_The problem:_ Leave out the pictures, then return the records word for word.

[Input data — start]

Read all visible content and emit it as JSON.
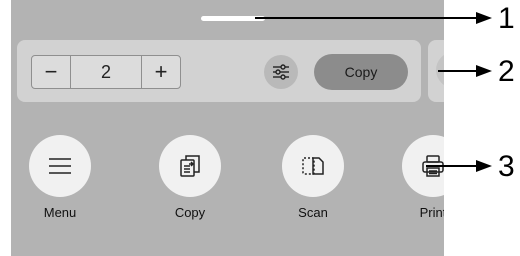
{
  "copies_stepper": {
    "minus": "−",
    "value": "2",
    "plus": "+"
  },
  "copy_button": {
    "label": "Copy"
  },
  "apps": [
    {
      "label": "Menu",
      "icon": "menu-icon"
    },
    {
      "label": "Copy",
      "icon": "copy-icon"
    },
    {
      "label": "Scan",
      "icon": "scan-icon"
    },
    {
      "label": "Print",
      "icon": "print-icon"
    }
  ],
  "callouts": [
    "1",
    "2",
    "3"
  ]
}
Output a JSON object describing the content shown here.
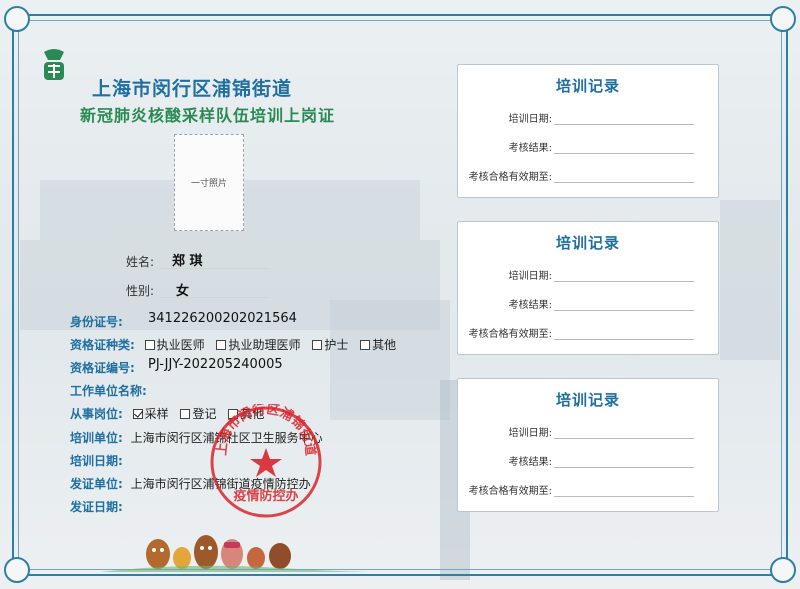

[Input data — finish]

_Reply:_
Read all visible content and emit it as JSON.
{
  "copies_stepper": {
    "minus": "−",
    "value": "2",
    "plus": "+"
  },
  "copy_button": {
    "label": "Copy"
  },
  "apps": [
    {
      "label": "Menu",
      "icon": "menu-icon"
    },
    {
      "label": "Copy",
      "icon": "copy-icon"
    },
    {
      "label": "Scan",
      "icon": "scan-icon"
    },
    {
      "label": "Print",
      "icon": "print-icon"
    }
  ],
  "callouts": [
    "1",
    "2",
    "3"
  ]
}
Output a JSON object describing the content shown here.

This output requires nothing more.